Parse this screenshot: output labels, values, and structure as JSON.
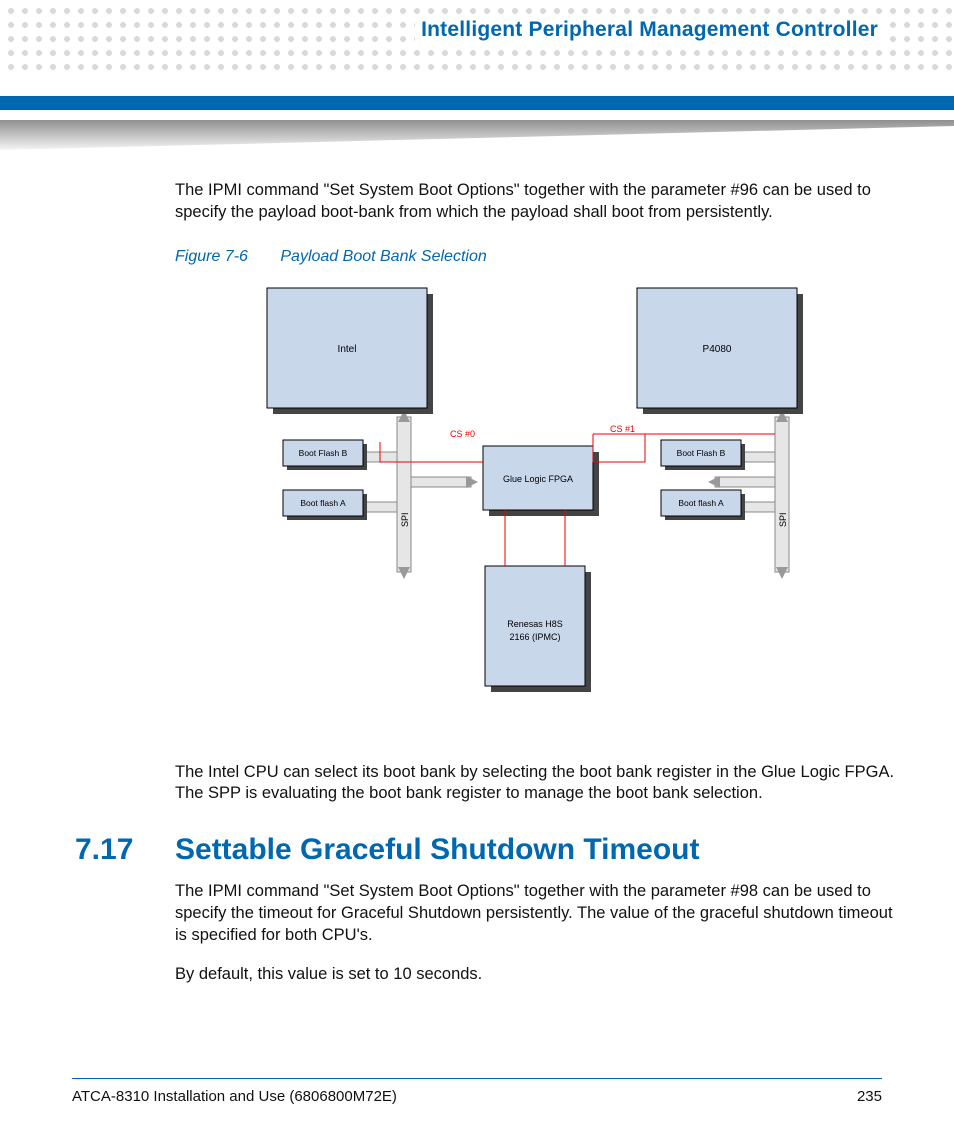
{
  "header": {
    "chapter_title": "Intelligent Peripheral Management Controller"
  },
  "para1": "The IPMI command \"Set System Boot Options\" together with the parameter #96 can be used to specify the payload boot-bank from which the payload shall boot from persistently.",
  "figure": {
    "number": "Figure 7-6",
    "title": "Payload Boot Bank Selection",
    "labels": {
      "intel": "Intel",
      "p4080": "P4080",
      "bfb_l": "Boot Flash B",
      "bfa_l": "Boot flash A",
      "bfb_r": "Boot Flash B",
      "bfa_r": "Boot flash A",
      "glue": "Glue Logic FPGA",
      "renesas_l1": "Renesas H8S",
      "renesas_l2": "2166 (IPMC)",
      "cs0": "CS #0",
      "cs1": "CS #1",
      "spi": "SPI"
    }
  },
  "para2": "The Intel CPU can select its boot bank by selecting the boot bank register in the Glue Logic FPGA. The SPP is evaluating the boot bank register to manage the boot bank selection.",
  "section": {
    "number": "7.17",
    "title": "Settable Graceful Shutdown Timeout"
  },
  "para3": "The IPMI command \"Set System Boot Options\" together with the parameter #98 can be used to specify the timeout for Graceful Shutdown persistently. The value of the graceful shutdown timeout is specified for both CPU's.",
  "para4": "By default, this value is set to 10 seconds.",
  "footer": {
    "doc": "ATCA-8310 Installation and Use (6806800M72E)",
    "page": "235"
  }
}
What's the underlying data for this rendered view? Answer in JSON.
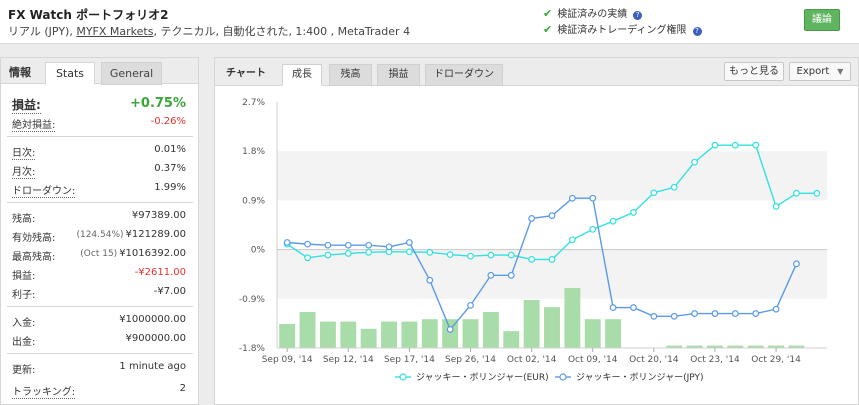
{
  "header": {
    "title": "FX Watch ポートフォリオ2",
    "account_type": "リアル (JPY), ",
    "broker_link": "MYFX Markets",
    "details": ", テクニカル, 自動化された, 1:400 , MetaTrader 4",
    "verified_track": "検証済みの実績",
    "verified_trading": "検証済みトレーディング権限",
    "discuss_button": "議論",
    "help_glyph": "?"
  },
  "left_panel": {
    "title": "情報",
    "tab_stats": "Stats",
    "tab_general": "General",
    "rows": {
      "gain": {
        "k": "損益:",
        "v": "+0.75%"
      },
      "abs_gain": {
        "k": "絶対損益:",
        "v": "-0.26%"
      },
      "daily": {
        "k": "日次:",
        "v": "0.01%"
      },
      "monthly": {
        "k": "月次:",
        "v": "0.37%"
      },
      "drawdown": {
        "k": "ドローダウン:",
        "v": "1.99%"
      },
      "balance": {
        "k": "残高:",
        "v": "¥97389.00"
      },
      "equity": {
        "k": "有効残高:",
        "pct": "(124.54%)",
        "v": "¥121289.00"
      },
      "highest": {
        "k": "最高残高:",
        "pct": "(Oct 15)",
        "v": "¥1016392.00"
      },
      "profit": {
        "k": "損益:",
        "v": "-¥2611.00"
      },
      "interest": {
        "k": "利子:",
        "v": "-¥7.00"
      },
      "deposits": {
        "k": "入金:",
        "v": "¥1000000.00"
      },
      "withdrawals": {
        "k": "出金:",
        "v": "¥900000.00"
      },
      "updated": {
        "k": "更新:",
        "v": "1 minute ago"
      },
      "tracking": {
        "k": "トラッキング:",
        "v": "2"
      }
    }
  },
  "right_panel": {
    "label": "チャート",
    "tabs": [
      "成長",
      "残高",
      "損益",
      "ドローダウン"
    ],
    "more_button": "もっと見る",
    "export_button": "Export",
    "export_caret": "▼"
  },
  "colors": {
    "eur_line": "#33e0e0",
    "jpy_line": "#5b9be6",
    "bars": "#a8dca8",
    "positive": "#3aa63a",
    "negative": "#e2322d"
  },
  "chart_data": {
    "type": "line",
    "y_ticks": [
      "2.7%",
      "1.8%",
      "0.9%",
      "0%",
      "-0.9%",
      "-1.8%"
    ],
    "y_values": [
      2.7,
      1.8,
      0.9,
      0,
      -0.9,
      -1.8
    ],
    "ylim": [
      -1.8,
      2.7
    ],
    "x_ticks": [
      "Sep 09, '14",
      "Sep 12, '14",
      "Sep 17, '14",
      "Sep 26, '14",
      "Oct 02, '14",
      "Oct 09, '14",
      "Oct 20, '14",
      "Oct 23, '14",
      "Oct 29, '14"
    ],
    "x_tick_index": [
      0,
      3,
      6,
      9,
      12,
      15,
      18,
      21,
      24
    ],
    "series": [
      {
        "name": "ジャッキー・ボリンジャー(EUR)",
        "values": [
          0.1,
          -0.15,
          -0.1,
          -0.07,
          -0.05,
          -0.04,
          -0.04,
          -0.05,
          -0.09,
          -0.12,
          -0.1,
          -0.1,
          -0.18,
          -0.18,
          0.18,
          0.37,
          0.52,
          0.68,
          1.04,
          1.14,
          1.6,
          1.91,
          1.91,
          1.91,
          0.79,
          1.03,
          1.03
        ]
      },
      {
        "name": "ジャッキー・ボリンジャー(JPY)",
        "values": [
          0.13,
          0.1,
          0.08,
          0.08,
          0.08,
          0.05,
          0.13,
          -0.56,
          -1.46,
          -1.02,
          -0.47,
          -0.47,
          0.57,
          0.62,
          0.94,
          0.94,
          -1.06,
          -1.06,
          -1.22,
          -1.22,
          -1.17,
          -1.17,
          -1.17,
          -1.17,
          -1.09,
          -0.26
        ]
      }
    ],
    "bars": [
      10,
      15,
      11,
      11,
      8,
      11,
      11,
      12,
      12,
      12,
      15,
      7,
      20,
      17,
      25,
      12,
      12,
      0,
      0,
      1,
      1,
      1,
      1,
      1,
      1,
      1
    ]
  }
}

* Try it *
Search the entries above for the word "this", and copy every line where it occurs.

* Task result *
Parse this screenshot: output labels, values, and structure as JSON.
  "para4": "By default, this value is set to 10 seconds.",
What's the underlying data for this rendered view? Answer in JSON.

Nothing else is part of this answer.